Being an MLB hitter is an incredibly demanding job. You work out constantly, spend countless hours in a literal cage, then go to work every day just for thousands of people to vociferously ridicule you if you fail to live up to an impossible standard of success even once. The reward for this treatment, other than fame and fortune, is getting to hit in Coors Field every so often.
Now picture this scenario: you play for the Cincinnati Reds, a middling small-market franchise, trying to break out of an extended slump through the season’s first month-plus — say, Eugenio Suárez. Finally, you make your first trip to Colorado. You feel good, having just won a string of series vs. the Dodgers, Cubs and Pirates, plus splits with the White Sox and in-state rival Indians. The offense has been humming, and now’s your chance to really get going.

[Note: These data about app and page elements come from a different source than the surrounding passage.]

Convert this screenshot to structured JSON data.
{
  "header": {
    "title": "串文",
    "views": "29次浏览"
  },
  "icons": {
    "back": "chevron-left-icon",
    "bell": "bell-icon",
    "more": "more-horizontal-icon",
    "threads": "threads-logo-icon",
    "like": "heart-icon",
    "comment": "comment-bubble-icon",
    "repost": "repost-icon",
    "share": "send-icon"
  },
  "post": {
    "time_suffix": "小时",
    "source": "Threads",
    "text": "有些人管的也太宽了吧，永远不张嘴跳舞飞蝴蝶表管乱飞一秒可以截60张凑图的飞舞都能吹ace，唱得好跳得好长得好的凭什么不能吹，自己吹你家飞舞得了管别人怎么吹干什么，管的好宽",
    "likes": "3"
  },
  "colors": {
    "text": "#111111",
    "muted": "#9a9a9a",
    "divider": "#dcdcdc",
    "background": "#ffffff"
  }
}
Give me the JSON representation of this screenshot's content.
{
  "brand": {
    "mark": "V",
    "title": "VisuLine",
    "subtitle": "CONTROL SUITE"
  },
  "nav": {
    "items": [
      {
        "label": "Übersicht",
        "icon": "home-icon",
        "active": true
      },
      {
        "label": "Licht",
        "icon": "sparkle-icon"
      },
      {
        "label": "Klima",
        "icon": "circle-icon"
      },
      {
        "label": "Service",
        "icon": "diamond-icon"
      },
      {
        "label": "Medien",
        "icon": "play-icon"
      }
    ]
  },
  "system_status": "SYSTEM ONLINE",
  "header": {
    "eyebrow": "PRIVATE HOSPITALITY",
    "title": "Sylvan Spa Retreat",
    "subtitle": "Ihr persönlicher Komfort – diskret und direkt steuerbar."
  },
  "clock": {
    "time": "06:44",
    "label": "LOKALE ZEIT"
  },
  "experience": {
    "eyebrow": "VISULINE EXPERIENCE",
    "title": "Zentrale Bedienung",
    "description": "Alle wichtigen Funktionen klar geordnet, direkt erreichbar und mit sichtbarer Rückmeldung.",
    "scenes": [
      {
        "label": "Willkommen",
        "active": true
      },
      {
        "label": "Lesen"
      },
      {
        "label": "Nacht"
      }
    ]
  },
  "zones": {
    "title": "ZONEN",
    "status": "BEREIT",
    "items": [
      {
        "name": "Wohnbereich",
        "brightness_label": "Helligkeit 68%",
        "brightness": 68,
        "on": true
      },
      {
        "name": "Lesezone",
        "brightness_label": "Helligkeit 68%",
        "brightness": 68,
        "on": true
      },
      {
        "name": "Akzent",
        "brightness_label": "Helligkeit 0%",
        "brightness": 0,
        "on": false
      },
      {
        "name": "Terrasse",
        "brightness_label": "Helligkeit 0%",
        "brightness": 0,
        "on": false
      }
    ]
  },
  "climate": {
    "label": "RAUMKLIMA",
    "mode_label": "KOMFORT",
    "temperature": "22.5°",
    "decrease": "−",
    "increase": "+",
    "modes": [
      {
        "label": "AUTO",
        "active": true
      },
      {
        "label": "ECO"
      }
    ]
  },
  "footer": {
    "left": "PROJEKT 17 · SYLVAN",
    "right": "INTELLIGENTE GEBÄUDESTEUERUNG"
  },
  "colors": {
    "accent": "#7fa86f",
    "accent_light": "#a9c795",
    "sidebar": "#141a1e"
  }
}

Then the game starts, and you get utterly mowed down, decimated and shut out by a man named Chi Chi. Folks, this is a true story.
Chi Chi González, the 29-year-old right-hander who was DFA’d by the Rockies just five months ago (and re-signed two days later to a minor league contract), was dominant on Thursday against the N.L.’s highest-scoring offense… at home. After giving up seven runs in St. Louis last Saturday, he held the Reds scoreless with just four hits over seven innings, his longest outing since 2015. In one day, he lowered his ERA by more than a full point.
The Reds scored 6 ER off Jack Flaherty and 5 ER off Walker Buehler in starts this season.
The Reds scored 1 ER in 12.1 innings the last two days off Trevor Cahil and Chi Chi Gonzalez.
Oh baseball, you cruel, cruel game.
— ɴɪᴄᴋ ᴋɪʀʙy (@Nicholaspkirby) May 14, 2021
As soon as Chi Chi was lifted in the eighth (to much consternation from the Rockies faithful), the Reds’ bats got going, and they ended up scoring eight runs in the final two innings. They still lost, 13-8. Suárez went 0-4. In professional circles, I hear that’s what they call “the Chi Chi effect.”
Twitter has apparently come together to stop evidence of this momentous event from getting out, but you can check out his highlights on the Rockies website. It really happened, I swear. Congratulations to Chi Chi!
Oh, and if you happen to see a Reds hitter on the street, give them a hug. They may need it.